[Dataset rows describing interfaces]
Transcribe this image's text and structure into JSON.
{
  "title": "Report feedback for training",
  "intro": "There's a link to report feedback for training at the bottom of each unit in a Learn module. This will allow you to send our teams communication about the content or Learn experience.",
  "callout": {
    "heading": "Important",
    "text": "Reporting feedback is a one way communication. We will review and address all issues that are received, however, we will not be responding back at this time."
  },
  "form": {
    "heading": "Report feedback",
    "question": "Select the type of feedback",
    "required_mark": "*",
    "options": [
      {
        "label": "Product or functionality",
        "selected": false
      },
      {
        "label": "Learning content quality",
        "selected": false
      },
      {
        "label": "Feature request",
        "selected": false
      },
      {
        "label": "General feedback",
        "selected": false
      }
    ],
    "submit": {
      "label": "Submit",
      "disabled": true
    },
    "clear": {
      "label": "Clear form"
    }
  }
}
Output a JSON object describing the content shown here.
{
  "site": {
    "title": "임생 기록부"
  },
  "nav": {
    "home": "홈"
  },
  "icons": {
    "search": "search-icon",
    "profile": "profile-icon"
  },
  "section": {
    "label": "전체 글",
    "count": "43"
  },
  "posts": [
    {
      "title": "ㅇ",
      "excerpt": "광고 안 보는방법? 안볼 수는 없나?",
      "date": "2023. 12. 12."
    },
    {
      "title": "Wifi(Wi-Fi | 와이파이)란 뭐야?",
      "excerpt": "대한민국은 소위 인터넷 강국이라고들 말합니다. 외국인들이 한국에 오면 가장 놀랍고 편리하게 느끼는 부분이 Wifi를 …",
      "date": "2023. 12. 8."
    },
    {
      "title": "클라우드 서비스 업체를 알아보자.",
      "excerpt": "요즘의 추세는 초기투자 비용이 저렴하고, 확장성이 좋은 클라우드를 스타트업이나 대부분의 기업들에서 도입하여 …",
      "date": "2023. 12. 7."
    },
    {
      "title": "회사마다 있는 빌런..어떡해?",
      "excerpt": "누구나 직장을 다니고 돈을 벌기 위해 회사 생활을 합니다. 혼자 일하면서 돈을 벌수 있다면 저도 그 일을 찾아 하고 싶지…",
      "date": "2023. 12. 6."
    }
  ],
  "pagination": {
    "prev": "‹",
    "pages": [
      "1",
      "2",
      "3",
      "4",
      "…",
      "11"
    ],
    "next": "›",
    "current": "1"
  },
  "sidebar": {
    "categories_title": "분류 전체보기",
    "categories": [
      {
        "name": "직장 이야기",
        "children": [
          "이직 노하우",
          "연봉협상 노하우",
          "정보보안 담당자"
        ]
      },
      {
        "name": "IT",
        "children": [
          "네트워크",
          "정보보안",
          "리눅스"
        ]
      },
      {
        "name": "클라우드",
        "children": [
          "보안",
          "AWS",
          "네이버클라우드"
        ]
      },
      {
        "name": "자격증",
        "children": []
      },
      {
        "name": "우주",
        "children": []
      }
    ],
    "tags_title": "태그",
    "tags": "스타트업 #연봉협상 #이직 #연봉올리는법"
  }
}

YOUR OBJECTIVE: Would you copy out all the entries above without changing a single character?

RESPONSE AREA:
Transcribe this image's text and structure into JSON.
{
  "title": "Report feedback for training",
  "intro": "There's a link to report feedback for training at the bottom of each unit in a Learn module. This will allow you to send our teams communication about the content or Learn experience.",
  "callout": {
    "heading": "Important",
    "text": "Reporting feedback is a one way communication. We will review and address all issues that are received, however, we will not be responding back at this time."
  },
  "form": {
    "heading": "Report feedback",
    "question": "Select the type of feedback",
    "required_mark": "*",
    "options": [
      {
        "label": "Product or functionality",
        "selected": false
      },
      {
        "label": "Learning content quality",
        "selected": false
      },
      {
        "label": "Feature request",
        "selected": false
      },
      {
        "label": "General feedback",
        "selected": false
      }
    ],
    "submit": {
      "label": "Submit",
      "disabled": true
    },
    "clear": {
      "label": "Clear form"
    }
  }
}
Output a JSON object describing the content shown here.
{
  "site": {
    "title": "임생 기록부"
  },
  "nav": {
    "home": "홈"
  },
  "icons": {
    "search": "search-icon",
    "profile": "profile-icon"
  },
  "section": {
    "label": "전체 글",
    "count": "43"
  },
  "posts": [
    {
      "title": "ㅇ",
      "excerpt": "광고 안 보는방법? 안볼 수는 없나?",
      "date": "2023. 12. 12."
    },
    {
      "title": "Wifi(Wi-Fi | 와이파이)란 뭐야?",
      "excerpt": "대한민국은 소위 인터넷 강국이라고들 말합니다. 외국인들이 한국에 오면 가장 놀랍고 편리하게 느끼는 부분이 Wifi를 …",
      "date": "2023. 12. 8."
    },
    {
      "title": "클라우드 서비스 업체를 알아보자.",
      "excerpt": "요즘의 추세는 초기투자 비용이 저렴하고, 확장성이 좋은 클라우드를 스타트업이나 대부분의 기업들에서 도입하여 …",
      "date": "2023. 12. 7."
    },
    {
      "title": "회사마다 있는 빌런..어떡해?",
      "excerpt": "누구나 직장을 다니고 돈을 벌기 위해 회사 생활을 합니다. 혼자 일하면서 돈을 벌수 있다면 저도 그 일을 찾아 하고 싶지…",
      "date": "2023. 12. 6."
    }
  ],
  "pagination": {
    "prev": "‹",
    "pages": [
      "1",
      "2",
      "3",
      "4",
      "…",
      "11"
    ],
    "next": "›",
    "current": "1"
  },
  "sidebar": {
    "categories_title": "분류 전체보기",
    "categories": [
      {
        "name": "직장 이야기",
        "children": [
          "이직 노하우",
          "연봉협상 노하우",
          "정보보안 담당자"
        ]
      },
      {
        "name": "IT",
        "children": [
          "네트워크",
          "정보보안",
          "리눅스"
        ]
      },
      {
        "name": "클라우드",
        "children": [
          "보안",
          "AWS",
          "네이버클라우드"
        ]
      },
      {
        "name": "자격증",
        "children": []
      },
      {
        "name": "우주",
        "children": []
      }
    ],
    "tags_title": "태그",
    "tags": "스타트업 #연봉협상 #이직 #연봉올리는법"
  }
}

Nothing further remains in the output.